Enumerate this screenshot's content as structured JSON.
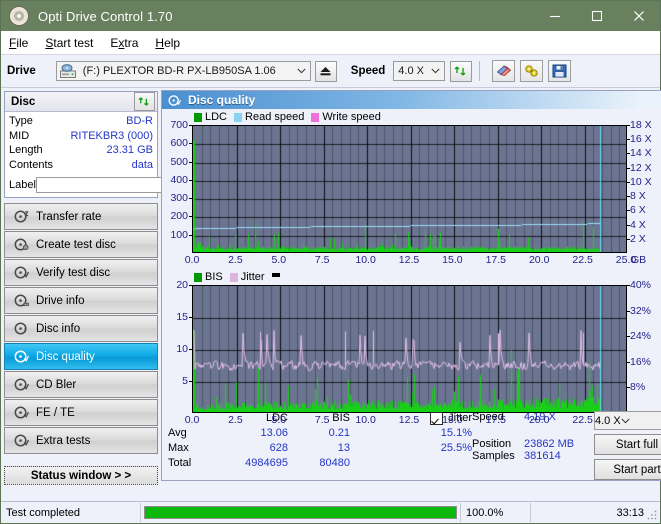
{
  "window": {
    "title": "Opti Drive Control 1.70",
    "minimize": "minimize-icon",
    "maximize": "maximize-icon",
    "close": "close-icon"
  },
  "menu": {
    "items": [
      {
        "label": "File",
        "accel": "F"
      },
      {
        "label": "Start test",
        "accel": "S"
      },
      {
        "label": "Extra",
        "accel": "x"
      },
      {
        "label": "Help",
        "accel": "H"
      }
    ]
  },
  "drivebar": {
    "drive_label": "Drive",
    "drive_value": "(F:)  PLEXTOR BD-R  PX-LB950SA 1.06",
    "eject_icon": "eject-icon",
    "speed_label": "Speed",
    "speed_value": "4.0 X",
    "refresh_icon": "refresh-icon",
    "erase_icon": "eraser-icon",
    "settings_icon": "plug-icon",
    "save_icon": "floppy-save-icon"
  },
  "disc": {
    "header": "Disc",
    "refresh_icon": "refresh-icon",
    "rows": [
      {
        "key": "Type",
        "value": "BD-R"
      },
      {
        "key": "MID",
        "value": "RITEKBR3 (000)"
      },
      {
        "key": "Length",
        "value": "23.31 GB"
      },
      {
        "key": "Contents",
        "value": "data"
      }
    ],
    "label_key": "Label",
    "label_value": "",
    "label_placeholder": "",
    "disc_button_icon": "disc-icon"
  },
  "nav": {
    "items": [
      {
        "label": "Transfer rate",
        "icon": "disc-transfer-icon",
        "active": false
      },
      {
        "label": "Create test disc",
        "icon": "disc-create-icon",
        "active": false
      },
      {
        "label": "Verify test disc",
        "icon": "disc-verify-icon",
        "active": false
      },
      {
        "label": "Drive info",
        "icon": "disc-drive-icon",
        "active": false
      },
      {
        "label": "Disc info",
        "icon": "disc-info-icon",
        "active": false
      },
      {
        "label": "Disc quality",
        "icon": "disc-quality-icon",
        "active": true
      },
      {
        "label": "CD Bler",
        "icon": "disc-bler-icon",
        "active": false
      },
      {
        "label": "FE / TE",
        "icon": "disc-fete-icon",
        "active": false
      },
      {
        "label": "Extra tests",
        "icon": "disc-extra-icon",
        "active": false
      }
    ],
    "status_button": "Status window > >"
  },
  "chart_panel": {
    "title": "Disc quality",
    "title_icon": "disc-quality-icon"
  },
  "chart_data": [
    {
      "type": "area",
      "id": "ldc-chart",
      "title": "",
      "xlabel": "GB",
      "ylabel": "",
      "xlim": [
        0.0,
        25.0
      ],
      "ylim": [
        0,
        700
      ],
      "y2lim": [
        0,
        18
      ],
      "y2label": "X",
      "xticks": [
        "0.0",
        "2.5",
        "5.0",
        "7.5",
        "10.0",
        "12.5",
        "15.0",
        "17.5",
        "20.0",
        "22.5",
        "25.0"
      ],
      "yticks": [
        "100",
        "200",
        "300",
        "400",
        "500",
        "600",
        "700"
      ],
      "y2ticks": [
        "2 X",
        "4 X",
        "6 X",
        "8 X",
        "10 X",
        "12 X",
        "14 X",
        "16 X",
        "18 X"
      ],
      "x_unit": "GB",
      "grid": true,
      "legend_position": "top-left",
      "legend": [
        {
          "name": "LDC",
          "color": "#009900"
        },
        {
          "name": "Read speed",
          "color": "#87d3f0"
        },
        {
          "name": "Write speed",
          "color": "#f070d8"
        }
      ],
      "series": [
        {
          "name": "LDC",
          "color": "#00d000",
          "kind": "area",
          "avg": 13.06,
          "max": 628,
          "total": 4984695,
          "data_end_gb": 23.4
        },
        {
          "name": "Read speed",
          "color": "#87d3f0",
          "kind": "line",
          "start_x": 4.0,
          "end_x": 4.4,
          "points": [
            [
              0.0,
              3.6
            ],
            [
              1.2,
              3.7
            ],
            [
              3.8,
              3.8
            ],
            [
              7.0,
              3.9
            ],
            [
              10.0,
              4.0
            ],
            [
              13.5,
              4.05
            ],
            [
              16.5,
              4.1
            ],
            [
              19.5,
              4.2
            ],
            [
              22.5,
              4.3
            ],
            [
              23.4,
              4.4
            ]
          ]
        }
      ],
      "cursor_x_gb": 23.4
    },
    {
      "type": "area",
      "id": "bis-jitter-chart",
      "title": "",
      "xlabel": "GB",
      "ylabel": "",
      "xlim": [
        0.0,
        25.0
      ],
      "ylim": [
        0,
        20
      ],
      "y2lim": [
        0,
        40
      ],
      "y2label": "%",
      "xticks": [
        "0.0",
        "2.5",
        "5.0",
        "7.5",
        "10.0",
        "12.5",
        "15.0",
        "17.5",
        "20.0",
        "22.5",
        "25.0"
      ],
      "yticks": [
        "5",
        "10",
        "15",
        "20"
      ],
      "y2ticks": [
        "8%",
        "16%",
        "24%",
        "32%",
        "40%"
      ],
      "x_unit": "GB",
      "grid": true,
      "legend_position": "top-left",
      "legend": [
        {
          "name": "BIS",
          "color": "#009900"
        },
        {
          "name": "Jitter",
          "color": "#dcb4e0"
        }
      ],
      "series": [
        {
          "name": "BIS",
          "color": "#00d000",
          "kind": "area",
          "avg": 0.21,
          "max": 13,
          "total": 80480,
          "data_end_gb": 23.4
        },
        {
          "name": "Jitter",
          "color": "#e0b8e4",
          "kind": "line",
          "avg_pct": 15.1,
          "max_pct": 25.5,
          "mean_level": 7.6
        }
      ],
      "cursor_x_gb": 23.4
    }
  ],
  "stats": {
    "columns": [
      "LDC",
      "BIS"
    ],
    "jitter_label": "Jitter",
    "jitter_checked": true,
    "rows": [
      {
        "name": "Avg",
        "ldc": "13.06",
        "bis": "0.21",
        "jitter": "15.1%"
      },
      {
        "name": "Max",
        "ldc": "628",
        "bis": "13",
        "jitter": "25.5%"
      },
      {
        "name": "Total",
        "ldc": "4984695",
        "bis": "80480",
        "jitter": ""
      }
    ],
    "speed_label": "Speed",
    "speed_value": "4.19 X",
    "position_label": "Position",
    "position_value": "23862 MB",
    "samples_label": "Samples",
    "samples_value": "381614",
    "speed_select": "4.0 X",
    "start_full": "Start full",
    "start_part": "Start part"
  },
  "statusbar": {
    "message": "Test completed",
    "progress_percent": 100.0,
    "progress_text": "100.0%",
    "elapsed": "33:13"
  }
}
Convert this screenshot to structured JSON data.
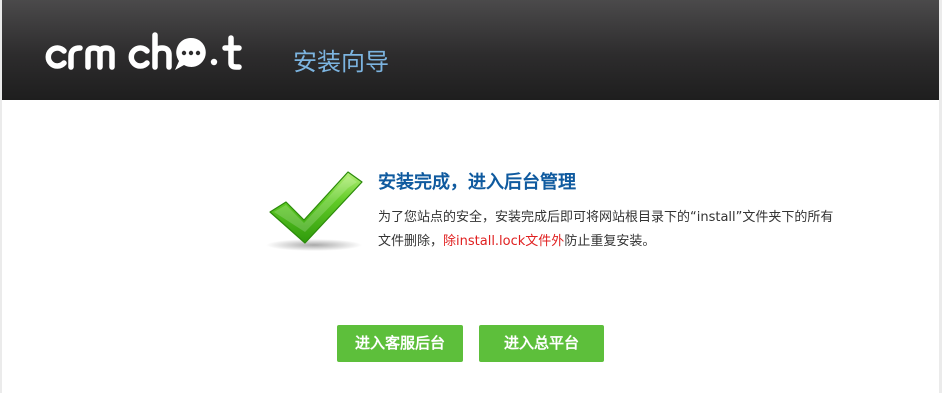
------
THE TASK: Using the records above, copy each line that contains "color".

EXERCISE RESPONSE:
          "color": "#009900"
          "color": "#87d3f0"
          "color": "#f070d8"
          "color": "#00d000",
          "color": "#87d3f0",
          "color": "#009900"
          "color": "#dcb4e0"
          "color": "#00d000",
          "color": "#e0b8e4",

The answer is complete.